In Oklahoma and other Great Plains states, climate change from carbon emissions is changing crop growth cycles, increasing energy and water demand, altering rainfall patterns and leading to more frequent extreme weather and climate events, the report concludes.

Norman Forecast Office / National Weather Service

The National Weather Service says there's a possibility of severe storms with very large hail Wednesday afternoon and evening.

The best chance comes over Southwest Oklahoma, but very large hail up to the size of tennis balls and damaging wind gusts up to 70 miles per hour could develop near and east of a dryline between 4 and 10 p.m.

National Weather Service / Norman Forecast Office

Updated at 4:25 p.m.

Authorities are evacuating about two dozen homes as a wildfire moves rapidly northwest of Woodward.

Woodward County Emergency Manager Matt Lehenbauer says the fire is moving rapidly from north to east across U.S. 270. He told the Woodward News about two dozen homes are in the fire's path about five miles northwest of the city.

Tanya Mattek

The month of May has a somber significance for many Oklahoma residents. It’s one of the busiest months for tornados, averaging 22 cyclones in 31 days. And after last year’s series of devastating storms that killed 25 people, it now also marks a sad anniversary. The Oklahoma Tornado Project and the Oklahoma Contemporary Arts Center teamed up to remember the events that took place one year ago.

Lena Vob / Flickr.com

The president of the Oklahoma Association of Conservation Districts is urging farmers to think twice before plowing their fields this spring.

Kim Farber says ongoing drought in Oklahoma and Southern Plains creates the risk of dust storms and wind erosion that could be worsened by plowing.

Kurt Gwartney / Eastern Oklahoma Red Cross

Gov. Mary Fallin toured damage in the northeastern Oklahoma community of Quapaw on Monday, a day after a tornado killed one person and damaged nearly 60 structures.

Sixty-eight-year-old John L. Brown, of Baxter Springs, Kansas, was killed when he was traveling through Quapaw and he pulled over into a parking lot. Fifteen homes were totally destroyed.

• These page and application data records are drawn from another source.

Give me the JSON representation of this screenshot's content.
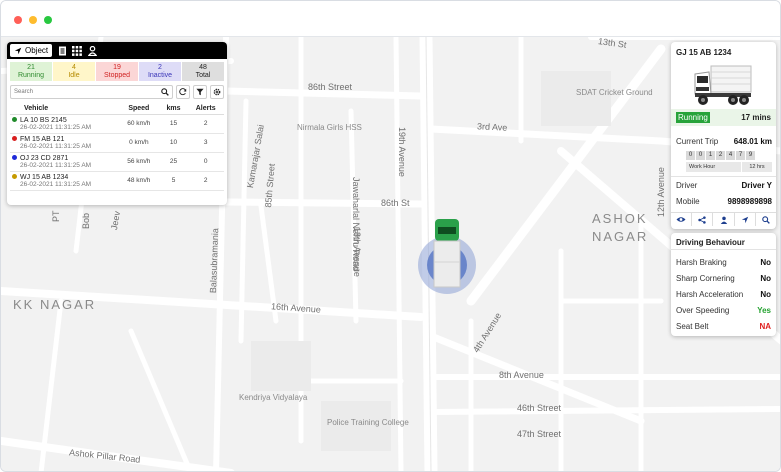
{
  "map": {
    "areas": [
      "KK NAGAR",
      "ASHOK",
      "NAGAR"
    ],
    "streets": [
      "13th St",
      "86th Street",
      "3rd Ave",
      "86th St",
      "16th Avenue",
      "Jawaharlal Nehru Road",
      "19th Avenue",
      "18th Avenue",
      "85th Street",
      "Kamarajar Salai",
      "Balasubramania",
      "4th Avenue",
      "8th Avenue",
      "46th Street",
      "47th Street",
      "Ashok Pillar Road",
      "Bob",
      "Jeev",
      "PT",
      "12th Avenue"
    ],
    "pois": [
      "SDAT Cricket Ground",
      "Nirmala Girls HSS",
      "Kendriya Vidyalaya",
      "Police Training College"
    ]
  },
  "object_panel": {
    "tab_label": "Object",
    "status": [
      {
        "count": "21",
        "label": "Running",
        "bg": "#dff3d6",
        "color": "#2f8a2f"
      },
      {
        "count": "4",
        "label": "Idle",
        "bg": "#fff6c9",
        "color": "#b58a00"
      },
      {
        "count": "19",
        "label": "Stopped",
        "bg": "#fbd6d6",
        "color": "#d02020"
      },
      {
        "count": "2",
        "label": "Inactive",
        "bg": "#dedcf7",
        "color": "#3a35b8"
      },
      {
        "count": "48",
        "label": "Total",
        "bg": "#dedede",
        "color": "#222222"
      }
    ],
    "search_placeholder": "Search",
    "columns": [
      "Vehicle",
      "Speed",
      "kms",
      "Alerts"
    ],
    "rows": [
      {
        "name": "LA 10 BS 2145",
        "time": "26-02-2021 11:31:25 AM",
        "speed": "60 km/h",
        "kms": "15",
        "alerts": "2",
        "dot": "#1f8a2a"
      },
      {
        "name": "FM 15 AB 121",
        "time": "26-02-2021 11:31:25 AM",
        "speed": "0 km/h",
        "kms": "10",
        "alerts": "3",
        "dot": "#d81f1f"
      },
      {
        "name": "OJ 23 CD 2871",
        "time": "26-02-2021 11:31:25 AM",
        "speed": "56 km/h",
        "kms": "25",
        "alerts": "0",
        "dot": "#1f2ad8"
      },
      {
        "name": "WJ 15 AB 1234",
        "time": "26-02-2021 11:31:25 AM",
        "speed": "48 km/h",
        "kms": "5",
        "alerts": "2",
        "dot": "#c59a00"
      }
    ]
  },
  "detail": {
    "plate": "GJ 15 AB 1234",
    "status": "Running",
    "duration": "17 mins",
    "trip_label": "Current Trip",
    "trip_value": "648.01 km",
    "odometer": [
      "0",
      "0",
      "1",
      "2",
      "4",
      "7",
      "9"
    ],
    "work_hour_label": "Work Hour",
    "work_hour_value": "12 hrs",
    "driver_label": "Driver",
    "driver_value": "Driver Y",
    "mobile_label": "Mobile",
    "mobile_value": "9898989898"
  },
  "behaviour": {
    "title": "Driving Behaviour",
    "rows": [
      {
        "label": "Harsh Braking",
        "value": "No"
      },
      {
        "label": "Sharp Cornering",
        "value": "No"
      },
      {
        "label": "Harsh Acceleration",
        "value": "No"
      },
      {
        "label": "Over Speeding",
        "value": "Yes"
      },
      {
        "label": "Seat Belt",
        "value": "NA"
      }
    ]
  }
}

Oklahoma escaped relatively unscathed - especially since no tornado warnings had been issued beforehand.

This post was updated at 6:15 p.m. ET.

A second day of tornadoes has caused devastation in the South, killing more than a dozen people in Mississippi, Alabama and Tennessee. Some 50 twisters were reported in the region in a 24-hour period from Monday into Tuesday, according to meteorologists.

This post was updated at 1:53 p.m. ET

Emergency officials were searching Monday for survivors after tornadoes tore through parts of Arkansas and Oklahoma overnight, killing at least 14 people and leveling entire neighborhoods.

"We don't have a count on injuries or missing. We're trying to get a handle on the missing part," Arkansas Gov. Mike Beebe said at a news conference Monday. "Just looking at the damage, this may be one of the strongest we have seen."

Kate Carlton

Tornado season has returned once again, and after the experience of last year, many Oklahomans are re-assessing their safety plans and prepping their designated refuge areas. 

For some people, that just means cleaning out their safe room. But for others, this weekend’s tornado scare was a reminder that they still haven’t gotten funding they were promised to build safe rooms.

Karen Stark has lived in Norman for decades. She’s seen her fair share of storms. But it wasn’t until just a few years ago that she finally decided it was time to install a safe room in her house.

Pages